From the first line to the last, retype the records exactly without their images.

Recorded data:
+++
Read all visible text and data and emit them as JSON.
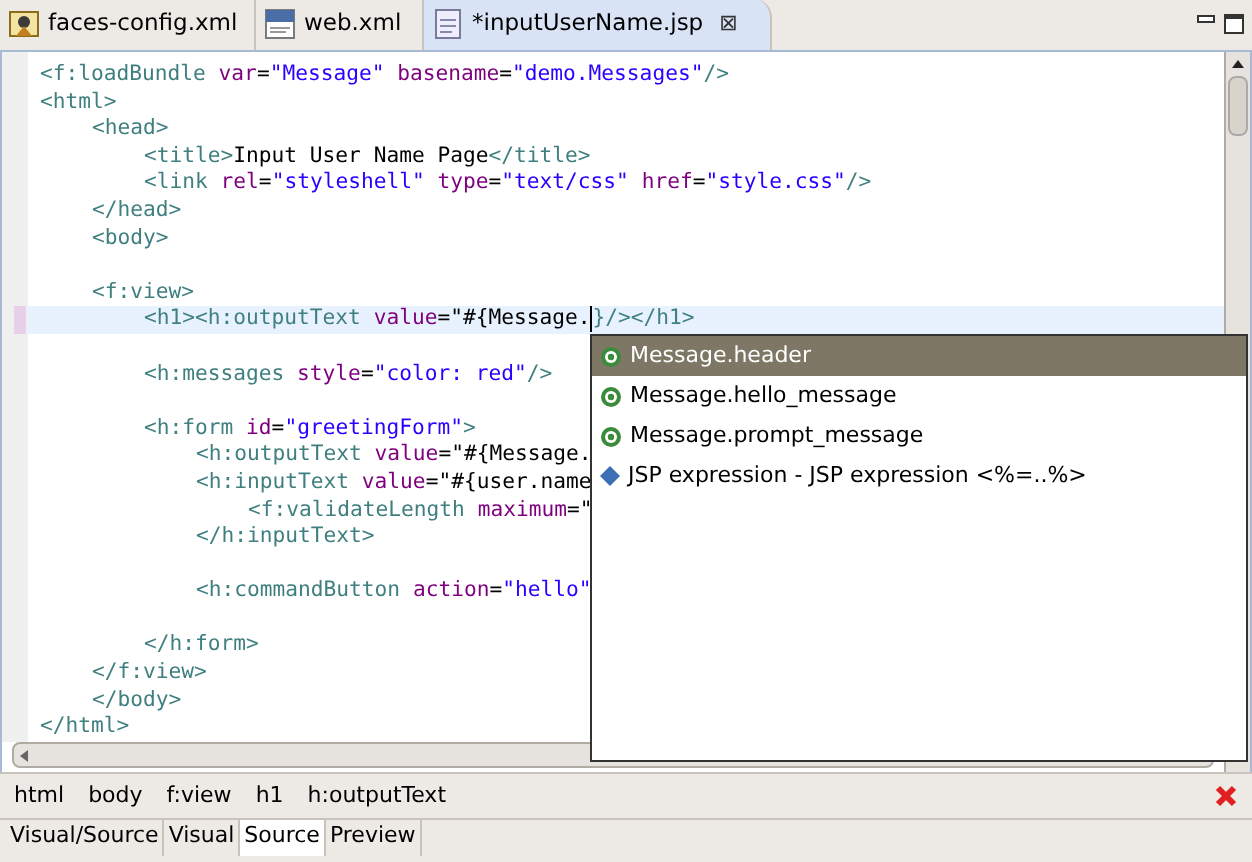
{
  "editor_tabs": [
    {
      "label": "faces-config.xml",
      "kind": "faces",
      "selected": false
    },
    {
      "label": "web.xml",
      "kind": "xml",
      "selected": false
    },
    {
      "label": "*inputUserName.jsp",
      "kind": "jsp",
      "selected": true,
      "close": "⊠"
    }
  ],
  "code_lines": [
    {
      "kind": "code",
      "tokens": [
        {
          "kind": "tag",
          "text": "<f:loadBundle "
        },
        {
          "kind": "attr",
          "text": "var"
        },
        {
          "kind": "plain",
          "text": "="
        },
        {
          "kind": "str",
          "text": "\"Message\" "
        },
        {
          "kind": "attr",
          "text": "basename"
        },
        {
          "kind": "plain",
          "text": "="
        },
        {
          "kind": "str",
          "text": "\"demo.Messages\""
        },
        {
          "kind": "tag",
          "text": "/>"
        }
      ]
    },
    {
      "kind": "code",
      "tokens": [
        {
          "kind": "tag",
          "text": "<html>"
        }
      ],
      "children": [
        {
          "kind": "code",
          "tokens": [
            {
              "kind": "tag",
              "text": "<head>"
            }
          ],
          "children": [
            {
              "kind": "code",
              "tokens": [
                {
                  "kind": "tag",
                  "text": "<title>"
                },
                {
                  "kind": "text",
                  "text": "Input User Name Page"
                },
                {
                  "kind": "tag",
                  "text": "</title>"
                }
              ]
            },
            {
              "kind": "code",
              "tokens": [
                {
                  "kind": "tag",
                  "text": "<link "
                },
                {
                  "kind": "attr",
                  "text": "rel"
                },
                {
                  "kind": "plain",
                  "text": "="
                },
                {
                  "kind": "str",
                  "text": "\"styleshell\" "
                },
                {
                  "kind": "attr",
                  "text": "type"
                },
                {
                  "kind": "plain",
                  "text": "="
                },
                {
                  "kind": "str",
                  "text": "\"text/css\" "
                },
                {
                  "kind": "attr",
                  "text": "href"
                },
                {
                  "kind": "plain",
                  "text": "="
                },
                {
                  "kind": "str",
                  "text": "\"style.css\""
                },
                {
                  "kind": "tag",
                  "text": "/>"
                }
              ]
            }
          ]
        },
        {
          "kind": "code",
          "tokens": [
            {
              "kind": "tag",
              "text": "</head>"
            }
          ]
        },
        {
          "kind": "code",
          "tokens": [
            {
              "kind": "tag",
              "text": "<body>"
            }
          ]
        },
        {
          "kind": "blank"
        },
        {
          "kind": "code",
          "tokens": [
            {
              "kind": "tag",
              "text": "<f:view>"
            }
          ],
          "children": [
            {
              "kind": "code",
              "current": true,
              "tokens": [
                {
                  "kind": "tag",
                  "text": "<h1><h:outputText "
                },
                {
                  "kind": "attr",
                  "text": "value"
                },
                {
                  "kind": "plain",
                  "text": "=\"#{Message."
                },
                {
                  "kind": "caret"
                },
                {
                  "kind": "tag",
                  "text": "}/></h1>"
                }
              ]
            },
            {
              "kind": "blank"
            },
            {
              "kind": "code",
              "tokens": [
                {
                  "kind": "tag",
                  "text": "<h:messages "
                },
                {
                  "kind": "attr",
                  "text": "style"
                },
                {
                  "kind": "plain",
                  "text": "="
                },
                {
                  "kind": "str",
                  "text": "\"color: red\""
                },
                {
                  "kind": "tag",
                  "text": "/>"
                }
              ]
            },
            {
              "kind": "blank"
            },
            {
              "kind": "code",
              "tokens": [
                {
                  "kind": "tag",
                  "text": "<h:form "
                },
                {
                  "kind": "attr",
                  "text": "id"
                },
                {
                  "kind": "plain",
                  "text": "="
                },
                {
                  "kind": "str",
                  "text": "\"greetingForm\""
                },
                {
                  "kind": "tag",
                  "text": ">"
                }
              ],
              "children": [
                {
                  "kind": "code",
                  "tokens": [
                    {
                      "kind": "tag",
                      "text": "<h:outputText "
                    },
                    {
                      "kind": "attr",
                      "text": "value"
                    },
                    {
                      "kind": "plain",
                      "text": "=\"#{Message."
                    }
                  ]
                },
                {
                  "kind": "code",
                  "tokens": [
                    {
                      "kind": "tag",
                      "text": "<h:inputText "
                    },
                    {
                      "kind": "attr",
                      "text": "value"
                    },
                    {
                      "kind": "plain",
                      "text": "=\"#{user.name"
                    }
                  ],
                  "children": [
                    {
                      "kind": "code",
                      "tokens": [
                        {
                          "kind": "tag",
                          "text": "<f:validateLength "
                        },
                        {
                          "kind": "attr",
                          "text": "maximum"
                        },
                        {
                          "kind": "plain",
                          "text": "=\""
                        }
                      ]
                    }
                  ]
                },
                {
                  "kind": "code",
                  "tokens": [
                    {
                      "kind": "tag",
                      "text": "</h:inputText>"
                    }
                  ]
                },
                {
                  "kind": "blank"
                },
                {
                  "kind": "code",
                  "tokens": [
                    {
                      "kind": "tag",
                      "text": "<h:commandButton "
                    },
                    {
                      "kind": "attr",
                      "text": "action"
                    },
                    {
                      "kind": "plain",
                      "text": "="
                    },
                    {
                      "kind": "str",
                      "text": "\"hello\""
                    }
                  ]
                },
                {
                  "kind": "blank"
                }
              ]
            },
            {
              "kind": "code",
              "tokens": [
                {
                  "kind": "tag",
                  "text": "</h:form>"
                }
              ]
            }
          ]
        },
        {
          "kind": "code",
          "tokens": [
            {
              "kind": "tag",
              "text": "</f:view>"
            }
          ]
        },
        {
          "kind": "code",
          "tokens": [
            {
              "kind": "tag",
              "text": "</body>"
            }
          ]
        }
      ]
    },
    {
      "kind": "code",
      "tokens": [
        {
          "kind": "tag",
          "text": "</html>"
        }
      ]
    }
  ],
  "completion": [
    {
      "label": "Message.header",
      "kind": "field",
      "selected": true
    },
    {
      "label": "Message.hello_message",
      "kind": "field",
      "selected": false
    },
    {
      "label": "Message.prompt_message",
      "kind": "field",
      "selected": false
    },
    {
      "label": "JSP expression - JSP expression <%=..%>",
      "kind": "template",
      "selected": false
    }
  ],
  "breadcrumb": [
    "html",
    "body",
    "f:view",
    "h1",
    "h:outputText"
  ],
  "view_tabs": [
    {
      "label": "Visual/Source",
      "selected": false
    },
    {
      "label": "Visual",
      "selected": false
    },
    {
      "label": "Source",
      "selected": true
    },
    {
      "label": "Preview",
      "selected": false
    }
  ]
}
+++
Answer below:
Read all visible text and data and emit them as JSON.
{
  "editor_tabs": [
    {
      "label": "faces-config.xml",
      "kind": "faces",
      "selected": false
    },
    {
      "label": "web.xml",
      "kind": "xml",
      "selected": false
    },
    {
      "label": "*inputUserName.jsp",
      "kind": "jsp",
      "selected": true,
      "close": "⊠"
    }
  ],
  "code_lines": [
    {
      "kind": "code",
      "tokens": [
        {
          "kind": "tag",
          "text": "<f:loadBundle "
        },
        {
          "kind": "attr",
          "text": "var"
        },
        {
          "kind": "plain",
          "text": "="
        },
        {
          "kind": "str",
          "text": "\"Message\" "
        },
        {
          "kind": "attr",
          "text": "basename"
        },
        {
          "kind": "plain",
          "text": "="
        },
        {
          "kind": "str",
          "text": "\"demo.Messages\""
        },
        {
          "kind": "tag",
          "text": "/>"
        }
      ]
    },
    {
      "kind": "code",
      "tokens": [
        {
          "kind": "tag",
          "text": "<html>"
        }
      ],
      "children": [
        {
          "kind": "code",
          "tokens": [
            {
              "kind": "tag",
              "text": "<head>"
            }
          ],
          "children": [
            {
              "kind": "code",
              "tokens": [
                {
                  "kind": "tag",
                  "text": "<title>"
                },
                {
                  "kind": "text",
                  "text": "Input User Name Page"
                },
                {
                  "kind": "tag",
                  "text": "</title>"
                }
              ]
            },
            {
              "kind": "code",
              "tokens": [
                {
                  "kind": "tag",
                  "text": "<link "
                },
                {
                  "kind": "attr",
                  "text": "rel"
                },
                {
                  "kind": "plain",
                  "text": "="
                },
                {
                  "kind": "str",
                  "text": "\"styleshell\" "
                },
                {
                  "kind": "attr",
                  "text": "type"
                },
                {
                  "kind": "plain",
                  "text": "="
                },
                {
                  "kind": "str",
                  "text": "\"text/css\" "
                },
                {
                  "kind": "attr",
                  "text": "href"
                },
                {
                  "kind": "plain",
                  "text": "="
                },
                {
                  "kind": "str",
                  "text": "\"style.css\""
                },
                {
                  "kind": "tag",
                  "text": "/>"
                }
              ]
            }
          ]
        },
        {
          "kind": "code",
          "tokens": [
            {
              "kind": "tag",
              "text": "</head>"
            }
          ]
        },
        {
          "kind": "code",
          "tokens": [
            {
              "kind": "tag",
              "text": "<body>"
            }
          ]
        },
        {
          "kind": "blank"
        },
        {
          "kind": "code",
          "tokens": [
            {
              "kind": "tag",
              "text": "<f:view>"
            }
          ],
          "children": [
            {
              "kind": "code",
              "current": true,
              "tokens": [
                {
                  "kind": "tag",
                  "text": "<h1><h:outputText "
                },
                {
                  "kind": "attr",
                  "text": "value"
                },
                {
                  "kind": "plain",
                  "text": "=\"#{Message."
                },
                {
                  "kind": "caret"
                },
                {
                  "kind": "tag",
                  "text": "}/></h1>"
                }
              ]
            },
            {
              "kind": "blank"
            },
            {
              "kind": "code",
              "tokens": [
                {
                  "kind": "tag",
                  "text": "<h:messages "
                },
                {
                  "kind": "attr",
                  "text": "style"
                },
                {
                  "kind": "plain",
                  "text": "="
                },
                {
                  "kind": "str",
                  "text": "\"color: red\""
                },
                {
                  "kind": "tag",
                  "text": "/>"
                }
              ]
            },
            {
              "kind": "blank"
            },
            {
              "kind": "code",
              "tokens": [
                {
                  "kind": "tag",
                  "text": "<h:form "
                },
                {
                  "kind": "attr",
                  "text": "id"
                },
                {
                  "kind": "plain",
                  "text": "="
                },
                {
                  "kind": "str",
                  "text": "\"greetingForm\""
                },
                {
                  "kind": "tag",
                  "text": ">"
                }
              ],
              "children": [
                {
                  "kind": "code",
                  "tokens": [
                    {
                      "kind": "tag",
                      "text": "<h:outputText "
                    },
                    {
                      "kind": "attr",
                      "text": "value"
                    },
                    {
                      "kind": "plain",
                      "text": "=\"#{Message."
                    }
                  ]
                },
                {
                  "kind": "code",
                  "tokens": [
                    {
                      "kind": "tag",
                      "text": "<h:inputText "
                    },
                    {
                      "kind": "attr",
                      "text": "value"
                    },
                    {
                      "kind": "plain",
                      "text": "=\"#{user.name"
                    }
                  ],
                  "children": [
                    {
                      "kind": "code",
                      "tokens": [
                        {
                          "kind": "tag",
                          "text": "<f:validateLength "
                        },
                        {
                          "kind": "attr",
                          "text": "maximum"
                        },
                        {
                          "kind": "plain",
                          "text": "=\""
                        }
                      ]
                    }
                  ]
                },
                {
                  "kind": "code",
                  "tokens": [
                    {
                      "kind": "tag",
                      "text": "</h:inputText>"
                    }
                  ]
                },
                {
                  "kind": "blank"
                },
                {
                  "kind": "code",
                  "tokens": [
                    {
                      "kind": "tag",
                      "text": "<h:commandButton "
                    },
                    {
                      "kind": "attr",
                      "text": "action"
                    },
                    {
                      "kind": "plain",
                      "text": "="
                    },
                    {
                      "kind": "str",
                      "text": "\"hello\""
                    }
                  ]
                },
                {
                  "kind": "blank"
                }
              ]
            },
            {
              "kind": "code",
              "tokens": [
                {
                  "kind": "tag",
                  "text": "</h:form>"
                }
              ]
            }
          ]
        },
        {
          "kind": "code",
          "tokens": [
            {
              "kind": "tag",
              "text": "</f:view>"
            }
          ]
        },
        {
          "kind": "code",
          "tokens": [
            {
              "kind": "tag",
              "text": "</body>"
            }
          ]
        }
      ]
    },
    {
      "kind": "code",
      "tokens": [
        {
          "kind": "tag",
          "text": "</html>"
        }
      ]
    }
  ],
  "completion": [
    {
      "label": "Message.header",
      "kind": "field",
      "selected": true
    },
    {
      "label": "Message.hello_message",
      "kind": "field",
      "selected": false
    },
    {
      "label": "Message.prompt_message",
      "kind": "field",
      "selected": false
    },
    {
      "label": "JSP expression - JSP expression <%=..%>",
      "kind": "template",
      "selected": false
    }
  ],
  "breadcrumb": [
    "html",
    "body",
    "f:view",
    "h1",
    "h:outputText"
  ],
  "view_tabs": [
    {
      "label": "Visual/Source",
      "selected": false
    },
    {
      "label": "Visual",
      "selected": false
    },
    {
      "label": "Source",
      "selected": true
    },
    {
      "label": "Preview",
      "selected": false
    }
  ]
}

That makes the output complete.